Match compound number (1.3.2): \d+(\.\d+)+ (match string of digits followed by period and string of digits – the sequence “period and string of digits” may appear any number of times).

However, consider what will happen if you want to use the expression for find and replace (\d+(\.\d+)+): for 3.5 you will get two numbered groups – $1 = 3.5, $2 = .5. For 3.5.9 you will get also two numbered groups, but with different result – $1 = 3.5.9, $2 = .9. Should your expression include more numbered groups, referencing them would become unpredictable. Therefore it is a good idea to use passive group in such case: (\d+(?:\.\d+)+) will return only $1 covering whole compound number.

Find numbers followed by “in” designation and replace with the same number, space and “in”:

(\d)(in\b) (“\b” is a safeguard against matching of longer string starting with “in” e.g. internal)

$1 $2

There is an important limitation you need to be aware of when changing/replacing.
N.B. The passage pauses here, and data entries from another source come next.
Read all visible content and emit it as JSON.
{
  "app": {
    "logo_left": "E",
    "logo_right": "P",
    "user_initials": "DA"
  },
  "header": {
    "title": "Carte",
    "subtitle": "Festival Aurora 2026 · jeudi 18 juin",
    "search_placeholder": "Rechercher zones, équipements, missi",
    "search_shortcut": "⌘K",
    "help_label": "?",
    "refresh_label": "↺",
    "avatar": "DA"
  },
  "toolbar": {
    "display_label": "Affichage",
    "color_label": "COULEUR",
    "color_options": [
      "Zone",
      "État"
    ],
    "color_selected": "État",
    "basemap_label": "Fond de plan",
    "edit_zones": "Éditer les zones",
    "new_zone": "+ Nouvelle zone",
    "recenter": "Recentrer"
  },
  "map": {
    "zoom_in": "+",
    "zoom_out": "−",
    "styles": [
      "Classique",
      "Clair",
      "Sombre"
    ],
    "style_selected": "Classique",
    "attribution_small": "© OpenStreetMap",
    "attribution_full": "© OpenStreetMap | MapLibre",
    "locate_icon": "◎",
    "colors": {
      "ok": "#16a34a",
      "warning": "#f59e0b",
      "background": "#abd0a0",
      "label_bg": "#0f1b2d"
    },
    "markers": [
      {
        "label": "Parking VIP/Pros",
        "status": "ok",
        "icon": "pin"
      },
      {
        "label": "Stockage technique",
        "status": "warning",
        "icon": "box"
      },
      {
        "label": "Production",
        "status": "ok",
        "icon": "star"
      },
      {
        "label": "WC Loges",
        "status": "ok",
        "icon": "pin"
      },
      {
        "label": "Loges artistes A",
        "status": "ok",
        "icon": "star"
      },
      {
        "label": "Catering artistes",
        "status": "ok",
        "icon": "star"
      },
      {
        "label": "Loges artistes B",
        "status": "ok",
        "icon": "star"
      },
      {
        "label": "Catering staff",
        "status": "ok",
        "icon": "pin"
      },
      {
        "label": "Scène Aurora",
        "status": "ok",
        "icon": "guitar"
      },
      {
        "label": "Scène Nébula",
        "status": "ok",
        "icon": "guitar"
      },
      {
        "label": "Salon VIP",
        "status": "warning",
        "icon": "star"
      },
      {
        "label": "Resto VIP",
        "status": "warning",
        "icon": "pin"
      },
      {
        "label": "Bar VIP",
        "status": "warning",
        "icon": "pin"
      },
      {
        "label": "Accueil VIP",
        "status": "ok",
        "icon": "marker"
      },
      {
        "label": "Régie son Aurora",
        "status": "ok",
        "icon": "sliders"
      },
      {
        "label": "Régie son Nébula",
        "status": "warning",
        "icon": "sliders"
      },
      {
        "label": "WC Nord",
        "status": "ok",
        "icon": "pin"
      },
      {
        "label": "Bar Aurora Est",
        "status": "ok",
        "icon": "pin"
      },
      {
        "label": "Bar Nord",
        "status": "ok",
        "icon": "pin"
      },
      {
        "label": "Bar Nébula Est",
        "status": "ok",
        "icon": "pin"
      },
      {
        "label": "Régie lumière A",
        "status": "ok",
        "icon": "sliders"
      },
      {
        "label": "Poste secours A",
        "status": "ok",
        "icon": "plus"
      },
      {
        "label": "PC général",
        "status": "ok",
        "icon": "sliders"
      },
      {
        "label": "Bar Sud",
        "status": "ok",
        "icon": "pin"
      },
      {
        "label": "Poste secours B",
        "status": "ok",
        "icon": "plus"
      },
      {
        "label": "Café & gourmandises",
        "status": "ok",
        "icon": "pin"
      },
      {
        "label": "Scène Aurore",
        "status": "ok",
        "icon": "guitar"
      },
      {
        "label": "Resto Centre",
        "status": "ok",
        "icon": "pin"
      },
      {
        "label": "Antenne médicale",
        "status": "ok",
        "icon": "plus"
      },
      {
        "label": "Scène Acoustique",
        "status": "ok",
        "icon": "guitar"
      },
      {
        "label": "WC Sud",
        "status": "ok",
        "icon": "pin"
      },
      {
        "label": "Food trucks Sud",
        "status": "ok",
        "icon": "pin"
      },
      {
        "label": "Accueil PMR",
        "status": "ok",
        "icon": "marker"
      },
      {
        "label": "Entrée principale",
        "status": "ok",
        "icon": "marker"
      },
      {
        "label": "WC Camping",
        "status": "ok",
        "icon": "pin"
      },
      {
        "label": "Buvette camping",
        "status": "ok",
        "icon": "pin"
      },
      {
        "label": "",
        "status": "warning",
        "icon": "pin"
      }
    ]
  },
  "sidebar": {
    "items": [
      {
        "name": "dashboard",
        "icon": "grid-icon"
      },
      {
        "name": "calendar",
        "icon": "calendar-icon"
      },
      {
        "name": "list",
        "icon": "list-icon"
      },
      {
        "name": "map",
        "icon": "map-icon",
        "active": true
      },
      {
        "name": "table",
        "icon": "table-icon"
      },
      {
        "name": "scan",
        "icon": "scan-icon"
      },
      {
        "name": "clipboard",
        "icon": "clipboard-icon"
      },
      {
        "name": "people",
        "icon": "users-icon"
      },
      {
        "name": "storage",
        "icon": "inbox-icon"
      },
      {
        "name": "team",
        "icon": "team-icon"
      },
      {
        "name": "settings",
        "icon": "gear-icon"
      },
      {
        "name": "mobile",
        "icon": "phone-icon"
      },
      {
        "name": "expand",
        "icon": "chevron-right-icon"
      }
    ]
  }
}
While we can use various symbols for matching (e.g. \u2212 for n-dash), in the change/replace field all text is treated literally (except for $num). So if we want to insert n-dash into changed text, we need to type/paste actual n-dash, not it’s code. On the other hand, we can type in period without escaping it.


Should you be interested in learning more, there is plenty of resources available on the Internet: both courses (e.g. http://www.regular-expressions.info/) and software for building and testing regular expressions – both online (e.g. http://www.regexpal.com/) and offline (e.g. http://www.ultrapico.com/expresso.htm)

Table of basic regular expression symbols

Any character
[ ]
Any of the given characters (class)
[ - ]
Range of characters
[^ ]
Exclusion of matching
Anything but digit
Whitespace character
Anything but whitespace
Any “word” character – includes letters, numbers and underscore (_)
Anything but word
Carriage return
Newline_FrameMaker performs all Find operations within a single paragraph, but in other software regular expression will often match the whole file, so it is useful to know that for Windows files end of line is encoded as “\r\n”._
Unicode character nnnn

Operators and anchors

Zero or one occurrence of symbol on the left
Zero or more occurrences of symbol on the left
One or more occurrences of symbol on the left
Zero or as little as possible – lazy matching
One or as little as possible – lazy matching
{ , }
Start of line
End of line
Word boundary


( )
(?: )
Passive group (not numbered)
(?= )
Positive look ahead
(?! )
Negative look ahead
(?<= )
Positive look behind
(?<! )
Negative look behind
(?# )

Unicode categories

Note: Make sure to check the “Consider Case” check box.

Any letter from any language (equivalent to [A-Za-z] but also for non-Latin scripts)
Uppercase letter with lowercase variant (Letter uppercase)
Lowercase letter with uppercase variant (Letter lowercase)
Any whitespace or separator
Math symbols, currency symbols, dingbatsm – math symbol, c – currency symbol
Punctuation marksd – pause and dashes, s – opening brackets, e – closing brackets, i – opening parentheses, f – closing parentheses